§ **Task brief**
Where a line of the listing below includes the word "count", reproduce that line.

-- Dataset entries follows --

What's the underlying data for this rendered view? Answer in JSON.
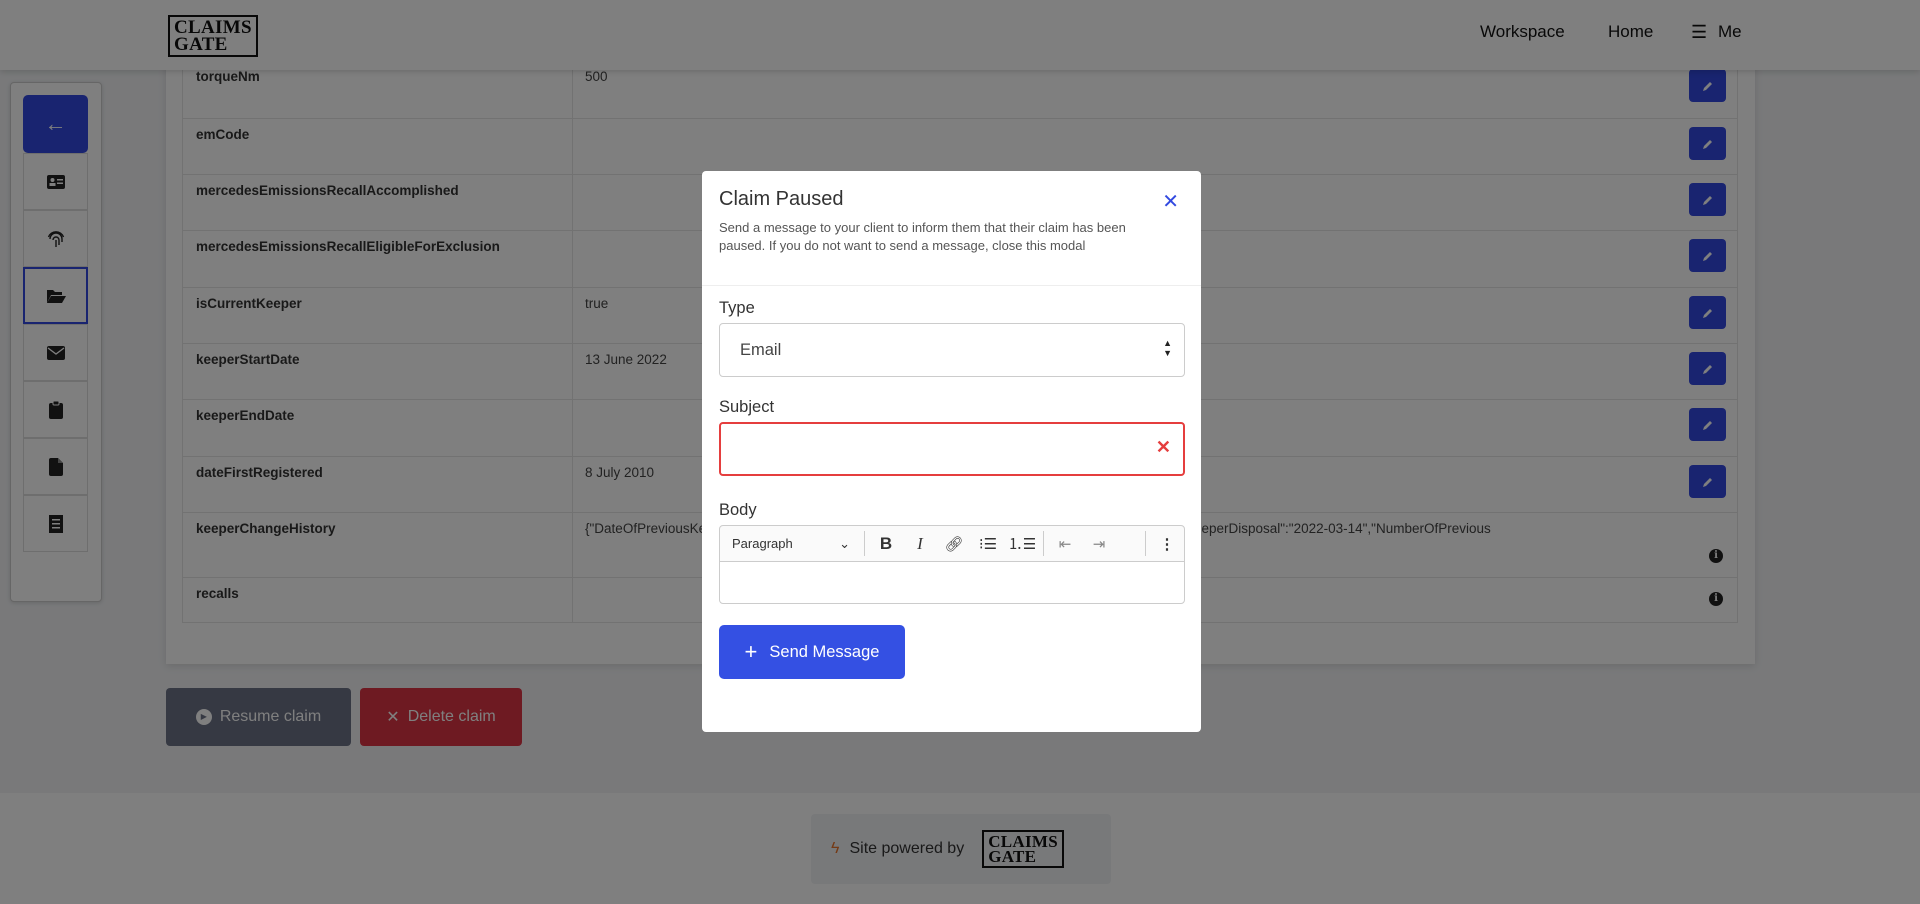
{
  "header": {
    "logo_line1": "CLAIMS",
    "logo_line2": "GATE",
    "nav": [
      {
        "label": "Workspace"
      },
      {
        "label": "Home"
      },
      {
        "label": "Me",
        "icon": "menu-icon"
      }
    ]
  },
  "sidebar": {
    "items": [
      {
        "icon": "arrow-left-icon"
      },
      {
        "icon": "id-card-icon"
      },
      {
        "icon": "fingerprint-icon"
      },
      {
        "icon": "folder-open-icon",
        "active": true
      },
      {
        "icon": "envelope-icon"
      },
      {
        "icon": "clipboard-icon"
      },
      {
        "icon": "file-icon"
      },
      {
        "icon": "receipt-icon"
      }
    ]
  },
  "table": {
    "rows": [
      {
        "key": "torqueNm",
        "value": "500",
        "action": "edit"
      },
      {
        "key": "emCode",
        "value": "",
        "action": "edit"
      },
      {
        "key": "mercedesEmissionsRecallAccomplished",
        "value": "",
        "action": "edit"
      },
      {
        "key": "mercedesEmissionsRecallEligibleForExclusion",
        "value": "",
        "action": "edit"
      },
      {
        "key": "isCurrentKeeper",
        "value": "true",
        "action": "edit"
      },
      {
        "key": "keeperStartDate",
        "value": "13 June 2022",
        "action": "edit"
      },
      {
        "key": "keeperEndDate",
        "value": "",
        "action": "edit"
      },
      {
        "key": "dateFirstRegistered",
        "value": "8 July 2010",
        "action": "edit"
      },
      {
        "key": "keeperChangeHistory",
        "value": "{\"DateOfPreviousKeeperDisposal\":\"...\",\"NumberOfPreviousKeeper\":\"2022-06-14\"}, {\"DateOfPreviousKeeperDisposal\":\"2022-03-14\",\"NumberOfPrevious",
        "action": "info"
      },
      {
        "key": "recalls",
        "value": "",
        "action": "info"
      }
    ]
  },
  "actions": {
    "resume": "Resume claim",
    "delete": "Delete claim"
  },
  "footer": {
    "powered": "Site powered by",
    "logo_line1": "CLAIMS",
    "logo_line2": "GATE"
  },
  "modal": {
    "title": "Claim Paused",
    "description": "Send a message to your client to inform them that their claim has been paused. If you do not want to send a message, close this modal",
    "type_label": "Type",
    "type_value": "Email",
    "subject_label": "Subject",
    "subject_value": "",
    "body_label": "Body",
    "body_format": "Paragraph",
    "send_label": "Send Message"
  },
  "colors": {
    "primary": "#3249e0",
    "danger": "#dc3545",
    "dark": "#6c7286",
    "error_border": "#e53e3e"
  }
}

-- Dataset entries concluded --
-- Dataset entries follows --

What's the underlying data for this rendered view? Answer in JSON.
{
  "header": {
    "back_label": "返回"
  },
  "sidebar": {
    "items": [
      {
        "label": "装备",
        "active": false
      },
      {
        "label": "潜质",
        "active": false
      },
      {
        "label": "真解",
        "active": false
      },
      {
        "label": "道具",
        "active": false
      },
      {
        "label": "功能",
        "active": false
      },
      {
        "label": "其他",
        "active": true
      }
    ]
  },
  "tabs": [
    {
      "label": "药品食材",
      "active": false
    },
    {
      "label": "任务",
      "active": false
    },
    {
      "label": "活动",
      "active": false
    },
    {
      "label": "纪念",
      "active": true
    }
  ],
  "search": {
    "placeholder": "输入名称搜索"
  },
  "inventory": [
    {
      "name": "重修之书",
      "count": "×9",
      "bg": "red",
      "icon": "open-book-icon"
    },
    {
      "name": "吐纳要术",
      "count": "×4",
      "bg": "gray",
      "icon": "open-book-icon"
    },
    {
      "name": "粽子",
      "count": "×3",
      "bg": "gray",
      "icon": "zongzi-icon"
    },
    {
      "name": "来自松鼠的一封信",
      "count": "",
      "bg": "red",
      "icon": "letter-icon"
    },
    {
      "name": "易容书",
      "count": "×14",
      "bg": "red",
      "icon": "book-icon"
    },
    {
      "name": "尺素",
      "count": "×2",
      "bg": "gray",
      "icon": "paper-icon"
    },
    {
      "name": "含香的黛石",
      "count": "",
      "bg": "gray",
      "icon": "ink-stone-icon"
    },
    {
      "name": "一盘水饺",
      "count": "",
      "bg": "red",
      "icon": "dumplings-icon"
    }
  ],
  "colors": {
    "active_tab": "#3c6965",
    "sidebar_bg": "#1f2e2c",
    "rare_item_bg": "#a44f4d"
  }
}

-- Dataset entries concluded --

§ **Task solution**
      "count": "×9",
      "count": "×4",
      "count": "×3",
      "count": "",
      "count": "×14",
      "count": "×2",
      "count": "",
      "count": "",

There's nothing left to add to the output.